Taking a break from recession talk, I discuss some aspects of the progress of economic integration highlighted in a paper by Bergin and Glick presented at a SCCIE-JIMF conference on Financial and Commercial Integrations.
There is a tendency to think that the progress of globalization — often defined as increasing financial and trade flows — is always forward. The container ship [sub.req.], the Internet, just-in-time inventory management [sub.req.] are perceived to have driven transportation and transactions costs ever downward so that prices of similar goods should have their prices more and more equalized.
That is why the results in Bergin and Glick‘s paper are so surprising. They focus on price dispersion of highly disaggregate goods (e.g., a white business shirt, or a liter of peanut or corn oil). Measuring price dispersion as the square of deviations of prices expressed in a common currency, as reported in country-pairs, they find:
“[T]here appears to be a general U-shaped pattern with price dispersion first falling and then rising in recent years, a pattern
which is remarkably robust across country groupings and commodity groups. This time variation is difficult to explain in terms of the trade friction explanatory variables common in the literature, as these tend not to vary much over time or have not risen in recent years.”

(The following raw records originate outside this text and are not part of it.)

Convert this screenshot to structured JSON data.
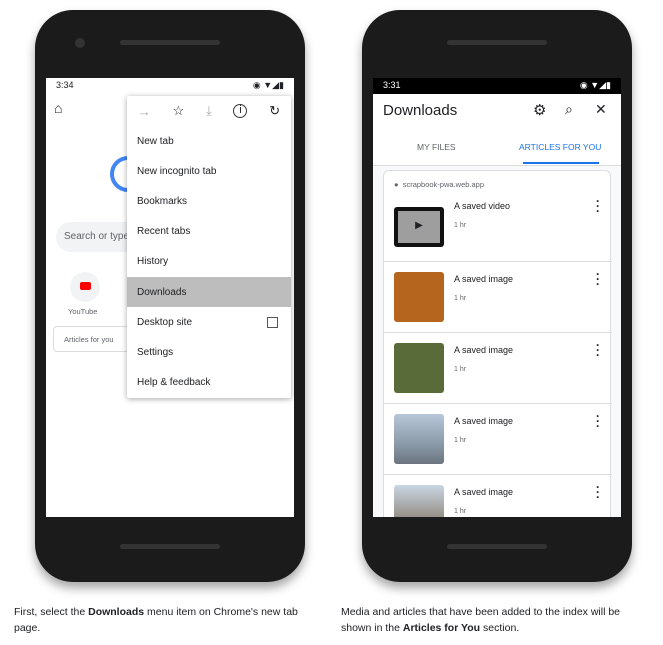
{
  "left_phone": {
    "status_time": "3:34",
    "search_placeholder": "Search or type",
    "shortcut_label": "YouTube",
    "articles_label": "Articles for you",
    "menu_items": [
      "New tab",
      "New incognito tab",
      "Bookmarks",
      "Recent tabs",
      "History",
      "Downloads",
      "Desktop site",
      "Settings",
      "Help & feedback"
    ],
    "selected_item": "Downloads",
    "toolbar_icons": [
      "forward-icon",
      "star-icon",
      "download-icon",
      "info-icon",
      "refresh-icon"
    ]
  },
  "right_phone": {
    "status_time": "3:31",
    "title": "Downloads",
    "tabs": [
      "MY FILES",
      "ARTICLES FOR YOU"
    ],
    "active_tab": "ARTICLES FOR YOU",
    "accent": "#1a73e8",
    "source": "scrapbook-pwa.web.app",
    "items": [
      {
        "title": "A saved video",
        "age": "1 hr"
      },
      {
        "title": "A saved image",
        "age": "1 hr"
      },
      {
        "title": "A saved image",
        "age": "1 hr"
      },
      {
        "title": "A saved image",
        "age": "1 hr"
      },
      {
        "title": "A saved image",
        "age": "1 hr"
      }
    ]
  },
  "captions": {
    "left": {
      "pre": "First, select the ",
      "bold": "Downloads",
      "post": " menu item on Chrome's new tab page."
    },
    "right": {
      "pre": "Media and articles that have been added to the index will be shown in the ",
      "bold": "Articles for You",
      "post": " section."
    }
  }
}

This pattern is displayed in Figure 1. Price dispersion is measured as the square of deviations between prices of disaggregate goods (e.g., white business shirt, 1 liter bottle of peanut or corn oil) expressed in a common currency in city-pairs (Sourced from EIU). The series is the average across all the goods measured. Note that price dispersion troughs in 1997 and starts rising thereafter.
To those of us who are accustomed to thinking about the process of globalization as the inexorable march of greater and greater trade and capital flows leading to convergence of prices, this is a surprising finding. And certainly, the trough point of 1997 does not fit into some story of increased security costs post-9/11 driving up transportation costs. How can this reversal be explained?
One way to look at this issue is to try to empirically model the determinants of price dispersion across city-pairs. Bergin and Glick use log distance, other geographic attributes, exchange rate volatility, and financial crisis dummies (in a specification that is reminiscent of “gravity models”). Below in Figure 6b from the paper is the estimated coefficient on log distance year-by-year.
The results indicate that log distance seems to have a declining impact on price dispersion until 1997, and thereafter rises. Bergin and Glick have an ingenious explanation for this pattern. They observe that oil prices feed (roughly) into transportation costs, and that oil prices reached a trough in 1997. As oil prices have risen, goods markets have become more insulated, exactly because transport costs have risen.
I have several observations drawn from the results in their paper. First, we should not expect that goods markets will monotonically become more integrated; to the extent that transportation and transactions costs vary over time (think about what would happen if we actually did inspect all the cargo that came into the U.S.), price dispersion might not consistently fall. Second, the increasing trade flows and price convergence witnessed in the latter part of the 1990′s might not have all been attributable to better technologies (the Internet, lower cost telecommunications), but also partly due to a fortuitous convergence of accelerating technological progress and low oil prices. If oil prices remain high (at least high relative to prices in 1998), then we may see a deceleration in what many have characterized as “globalization” (and relatedly, perhaps a diminishment of worries about disinflation exported from China [sub.req.]).